Rwanda is not ready for a policy that will allow goods to freely circulate within the East African Community (single customs territory) until a legal framework is established, a top official at the Private Sector Federation (PSF) has said.
Hannington Namara, the Chief Executive Officer (CEO) of PSF told Business Times in an interview last week that the country’s readiness for the single customs territory hinges on the setting up of a common legal framework within EAC on taxes, collection of revenues as well as clearing agents.
“To say that we are ready would be an overstatement, the procedure has to look into the checks and balances to ensure free movement of goods,” he said.
According to experts, once implemented, the policy will spark competition, better quality products and high volumes of intra-trade.
Some of the requirements for a single customs territory include a common legal framework, circulation of goods with minimal or no border controls, harmonisation of standards for goods moved through the territory, interconnected payment system and collection of customs duties at the first point of entry.
Namara said the convertibility of money will only be possible after the monetary union, adding that EAC would not be ready before certain procedures are put into practice.
He questioned how countries ensure that goods on transit continue to be on transit and if they are not dumped.
It is not yet clear if Rwandan clearing agents will move to the entry points of Dar-es-Salaam and Mombasa and become incorporated their companies and operate as locals.
Rwandans are hoping to benefit more when current channels of delivering goods from the ports are enhanced. However, there are risks that the policy would result in losses to the government through levies from imported goods. Internal borders are expected to be removed and goods will move freely into the country as no taxes would be levied on them.
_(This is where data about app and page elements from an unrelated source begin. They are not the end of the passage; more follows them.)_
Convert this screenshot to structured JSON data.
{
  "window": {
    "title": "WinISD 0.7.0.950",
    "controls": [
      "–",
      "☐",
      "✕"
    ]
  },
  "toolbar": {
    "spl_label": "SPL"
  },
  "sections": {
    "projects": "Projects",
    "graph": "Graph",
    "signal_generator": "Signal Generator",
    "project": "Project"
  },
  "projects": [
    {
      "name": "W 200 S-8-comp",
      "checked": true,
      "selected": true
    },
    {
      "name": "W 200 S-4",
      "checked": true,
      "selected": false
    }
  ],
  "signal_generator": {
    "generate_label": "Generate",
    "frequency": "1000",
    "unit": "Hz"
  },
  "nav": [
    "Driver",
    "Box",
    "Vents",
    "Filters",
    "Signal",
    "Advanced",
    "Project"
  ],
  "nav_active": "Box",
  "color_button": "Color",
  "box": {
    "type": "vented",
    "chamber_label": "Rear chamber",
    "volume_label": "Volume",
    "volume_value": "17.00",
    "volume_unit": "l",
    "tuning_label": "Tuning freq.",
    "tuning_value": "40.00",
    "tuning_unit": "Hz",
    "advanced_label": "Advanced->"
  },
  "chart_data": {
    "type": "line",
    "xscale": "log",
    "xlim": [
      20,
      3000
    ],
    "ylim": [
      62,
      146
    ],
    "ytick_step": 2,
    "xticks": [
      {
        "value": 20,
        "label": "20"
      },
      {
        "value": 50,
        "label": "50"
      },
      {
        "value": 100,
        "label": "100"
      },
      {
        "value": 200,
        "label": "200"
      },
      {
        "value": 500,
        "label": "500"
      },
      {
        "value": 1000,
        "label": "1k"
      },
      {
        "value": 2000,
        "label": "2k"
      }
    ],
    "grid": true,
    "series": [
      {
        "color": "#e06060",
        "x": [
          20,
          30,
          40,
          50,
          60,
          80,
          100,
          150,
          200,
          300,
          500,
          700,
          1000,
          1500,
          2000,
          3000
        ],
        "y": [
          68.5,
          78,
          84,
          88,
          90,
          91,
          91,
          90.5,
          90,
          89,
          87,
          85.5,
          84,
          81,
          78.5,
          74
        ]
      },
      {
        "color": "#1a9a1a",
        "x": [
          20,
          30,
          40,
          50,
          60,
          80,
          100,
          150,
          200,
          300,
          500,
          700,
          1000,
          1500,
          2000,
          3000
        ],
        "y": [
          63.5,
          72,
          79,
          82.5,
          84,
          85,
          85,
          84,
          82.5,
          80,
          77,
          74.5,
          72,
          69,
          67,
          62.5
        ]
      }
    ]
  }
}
Fred Seka, a Kigali-based clearing agent, said he still experiences challenges and suggests that some issues ought to be solved before the establishment of a single customs territory.
According to Seka, they have been in talks with their Tanzanian counterparts for joint ventures to register companies but decried that they are forced to cede 61 per cent of the shares to Tanzanians.
“We suggest that we open up branches at the entry points of Dar es Salaam and Mombasa with the Kigali office as the headquarters,” Seka said on telephone.
He noted that, on average, about 122 companies are registered as clearing and forwarding companies employing about 1,000 employees, noting that half of them may end up losing their jobs upon relocation of the offices.
“The policy is favouring big and international companies. If we close our business in Kigali yet we got loans to service, it poses huge risks,” he stressed.
Experts say the single customs plan would be implemented in less than three years noting that governments are willing to sort things out but one step at a time.
“There has been hype on NTBs, now that weigh bridges, roadblocks and check points have been reduced, we hope to see a positive change on trade facilitation within the region,” he said.
The Minister of Trade and Industry, Francois Kanimba, said the study will be complete by November this year.
“It’s not a matter of being ready because the study to implement the policy is being conducted and I can not comment before they present the findings,” said Kanimba.
Recently, EAC leaders agreed that revenues collected at the point of entry would then be remitted to the destination partner states subject to the fulfilment of key pre-conditions to be developed by the high level task force.
A high level taskforce committee has been established to do the roadmap of integration for single customs territory and identify what needs to be done and when.
Ministers responsible for trade, finance, investment and development were directed to initiate the operationalisation of the model. They are required to report to the next summit (of EAC Heads of State) to be held in November 2012.